Today, Congressman Jared Huffman (D-San Rafael) has taken action to force an up-or-down vote on key legislation that would stop the doubling of the interest rate on subsidized Stafford loans on July 1. The bill would freeze the interest rate on these loans at 3.4% for the next two years, giving Congress time to enact comprehensive student loan reform as part of a reauthorization of the Higher Education Act. Huffman joined his colleagues in signing a discharge petition, led by Rep. Joe Courtney (D-CT), to bring up H.R. 1595, the Student Loan Relief Act of 2013.
"At a time when we are being told that a college education is more important than ever, we must ensure higher education is affordable and accessible for all American students," Congressman Huffman said. "Congress must act quickly to prevent the doubling of rates on July 1 so that students and families don't get saddled with billions in additional debt."
Democrats are launching this discharge petition to force action on H.R. 1595 because Republican Leadership has refused to move forward on the bill. The Student Loan Relief Act was introduced on April 17, 2013, and has over 150 cosponsors, including Congressman Huffman. Should a majority of Members of Congress (218) sign the discharge petition; the House will be required to consider the legislation on the floor.
Congressman Huffman previously voted against H.R. 1911, a Republican bill that passed the House which would make college more expensive for students and middle class families, forcing them into loans with skyrocketing interest rates. H.R. 1911 is even worse for students and families than allowing interest rates to double from 3.4% to 6.8%, as they are set to do on July 1 if no action is taken by Congress.
According to the nonpartisan Congressional Research Service, H.R. 1911 would force some students to pay nearly $2,000 more in interest costs than if interest rates were allowed to double. According to the independent Congressional Budget Office, the legislation approved by the House would charge students and families an additional $3.7 billion over the next decade in interest payments relative to current law.
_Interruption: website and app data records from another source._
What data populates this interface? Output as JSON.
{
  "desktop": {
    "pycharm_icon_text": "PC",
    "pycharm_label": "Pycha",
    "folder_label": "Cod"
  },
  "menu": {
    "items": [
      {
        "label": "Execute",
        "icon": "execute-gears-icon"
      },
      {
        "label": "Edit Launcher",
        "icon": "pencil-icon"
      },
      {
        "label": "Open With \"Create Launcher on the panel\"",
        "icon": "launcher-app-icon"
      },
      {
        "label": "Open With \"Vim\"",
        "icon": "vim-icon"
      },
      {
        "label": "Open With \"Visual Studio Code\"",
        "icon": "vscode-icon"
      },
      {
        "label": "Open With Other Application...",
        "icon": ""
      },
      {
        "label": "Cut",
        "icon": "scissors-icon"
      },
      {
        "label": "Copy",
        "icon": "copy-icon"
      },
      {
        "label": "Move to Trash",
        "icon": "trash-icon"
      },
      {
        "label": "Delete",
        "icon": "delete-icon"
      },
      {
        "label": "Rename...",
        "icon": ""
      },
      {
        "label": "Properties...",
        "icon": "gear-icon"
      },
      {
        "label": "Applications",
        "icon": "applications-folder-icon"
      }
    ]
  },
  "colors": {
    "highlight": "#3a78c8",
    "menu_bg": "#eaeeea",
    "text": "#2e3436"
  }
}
Huffman is also a cosponsor of H.R. 1527, legislation to increase the tax deduction for student loan interest, and H.R. 1738, legislation to permanently extend the tax credit that covers expenses such as tuition, fees, and course materials.